An interesting item occurs in the Minutes for October 29th 1902, when the church gave its approval to a proposal to form a Free Church Council in the district. Mr G. H. Young was among those appointed to attend the preliminary meeting at Bishop’s Stortford. A year later we read of Mr 6, H. Young's election to the diaconate. Two others v ere elected with him – Mr John Coleman and Mr John Shirley. This election was preceded by an objection by Mr Young to what he regarded as an unsatisfactory method of electing deacons. He felt so strongly about it that at first he refused his name to go forward, At length, he won his point, which was to make the election of deacons thoroughly democratic, and the diaconate was thus not only strengthened in number but placed on a firm foundation for the future.
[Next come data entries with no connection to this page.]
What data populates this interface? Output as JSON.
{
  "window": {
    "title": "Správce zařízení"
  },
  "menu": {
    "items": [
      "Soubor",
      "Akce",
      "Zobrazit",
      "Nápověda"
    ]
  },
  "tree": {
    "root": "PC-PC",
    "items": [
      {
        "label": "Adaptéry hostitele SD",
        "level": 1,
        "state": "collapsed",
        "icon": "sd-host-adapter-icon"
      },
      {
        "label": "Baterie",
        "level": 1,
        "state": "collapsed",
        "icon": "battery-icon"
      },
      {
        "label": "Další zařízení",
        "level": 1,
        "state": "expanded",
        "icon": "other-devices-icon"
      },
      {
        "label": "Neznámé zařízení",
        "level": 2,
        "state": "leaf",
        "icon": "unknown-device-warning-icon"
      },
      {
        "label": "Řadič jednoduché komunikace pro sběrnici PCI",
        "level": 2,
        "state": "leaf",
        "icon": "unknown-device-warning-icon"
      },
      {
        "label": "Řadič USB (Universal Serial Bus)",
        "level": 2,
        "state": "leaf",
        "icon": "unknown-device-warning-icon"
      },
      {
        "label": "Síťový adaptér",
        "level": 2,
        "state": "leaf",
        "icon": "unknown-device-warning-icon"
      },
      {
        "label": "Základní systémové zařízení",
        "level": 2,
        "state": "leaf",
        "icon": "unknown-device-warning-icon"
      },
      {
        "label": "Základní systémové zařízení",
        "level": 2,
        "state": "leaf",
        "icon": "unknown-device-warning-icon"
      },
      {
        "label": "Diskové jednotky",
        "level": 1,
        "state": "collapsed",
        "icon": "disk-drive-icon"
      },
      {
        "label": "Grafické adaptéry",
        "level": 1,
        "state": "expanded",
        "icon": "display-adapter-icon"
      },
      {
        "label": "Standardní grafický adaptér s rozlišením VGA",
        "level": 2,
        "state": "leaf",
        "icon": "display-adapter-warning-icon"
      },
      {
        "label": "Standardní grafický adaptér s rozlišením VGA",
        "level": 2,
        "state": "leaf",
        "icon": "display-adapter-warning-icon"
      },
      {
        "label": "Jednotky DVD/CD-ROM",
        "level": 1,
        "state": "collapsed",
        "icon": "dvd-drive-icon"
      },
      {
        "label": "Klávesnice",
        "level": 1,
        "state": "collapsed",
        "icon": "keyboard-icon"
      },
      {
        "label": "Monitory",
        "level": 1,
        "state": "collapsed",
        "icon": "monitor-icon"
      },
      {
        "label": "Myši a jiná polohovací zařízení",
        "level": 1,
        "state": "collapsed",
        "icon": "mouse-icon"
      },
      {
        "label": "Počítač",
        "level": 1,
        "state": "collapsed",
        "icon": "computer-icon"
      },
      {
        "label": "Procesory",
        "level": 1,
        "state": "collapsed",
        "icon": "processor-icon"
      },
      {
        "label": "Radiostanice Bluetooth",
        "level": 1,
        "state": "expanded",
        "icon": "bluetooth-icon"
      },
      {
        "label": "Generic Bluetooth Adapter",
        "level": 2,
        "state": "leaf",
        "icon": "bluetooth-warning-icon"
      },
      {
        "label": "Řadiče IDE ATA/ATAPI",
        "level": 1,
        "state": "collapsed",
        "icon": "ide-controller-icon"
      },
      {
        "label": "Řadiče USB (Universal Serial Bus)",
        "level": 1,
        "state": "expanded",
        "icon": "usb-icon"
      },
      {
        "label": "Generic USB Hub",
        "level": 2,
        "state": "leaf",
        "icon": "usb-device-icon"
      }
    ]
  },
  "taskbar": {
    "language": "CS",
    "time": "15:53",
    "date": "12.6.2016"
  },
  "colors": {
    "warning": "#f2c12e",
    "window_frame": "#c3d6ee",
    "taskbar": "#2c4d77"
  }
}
Following the ministry of Mr Butcher came that of the Rev. P. F. Boyd, who moved to Harlow from Amersham in 1910. It fell to him to steer the church through the difficult and anxious years of the First World War. The war memorial in the church was erected in 1921.

At the beginning of Mr Boyd's ministry, his wife began the Harrow Sisterhood. It has met regularly at the church ever since, and some of the founder members are happily still with us,

In 1918 the church sustained the severe loss through death, of Mr Samuel Young, for fifty-eight years a member and fifty years a deacon. A man of great integrity of character, he had served the church in outstanding and generous measure. The Young family, following their father’s fine example, had become a great power for good in the church, and is remembered as a missionary family of no small accomplishment. One daughter, Dr Edith Young, had gone as a medical missionary to India, under the auspices of the Zenana Mission, during Mr Butcher’s ministry. Shortly after the end of Mr Boyd’s time in Harlow, Dr Young was awarded the Kaisar-i-Hind Medal (Gold Class) in the Birthday Honours, after twenty-three years of service. This decoration was instituted by Queen Victoria in 1900 for award to any person, irrespective of sex, race or occupation, who distinguished himself or herself in advancing the public interest in India. There were three classes – gold, silver and bronze.

At that time, Dr Young’s brother, Professor C. R. Young, was at St Stephen’s College, Delhi, under the Baptist Missionary Society, and her sister, Miss Miriam Young, worked in the same city, It is not inappropriate, perhaps, to mention at this stage that another brother, Mr F. S. Young, was Headmaster of Bishop’s Stortford College. A family of outstanding academic ability, their contribution to the cause of Christ was of rare distinction,

Mr Boyd left Harlow in 1925 to accept a call to a church in Northamptonshire. He served Harlow for fifteen years. The closing  period of his ministry was somewhat overshadowed by ill health, and his departure was accompanied by the sympathy  and sincere good wishes of the church.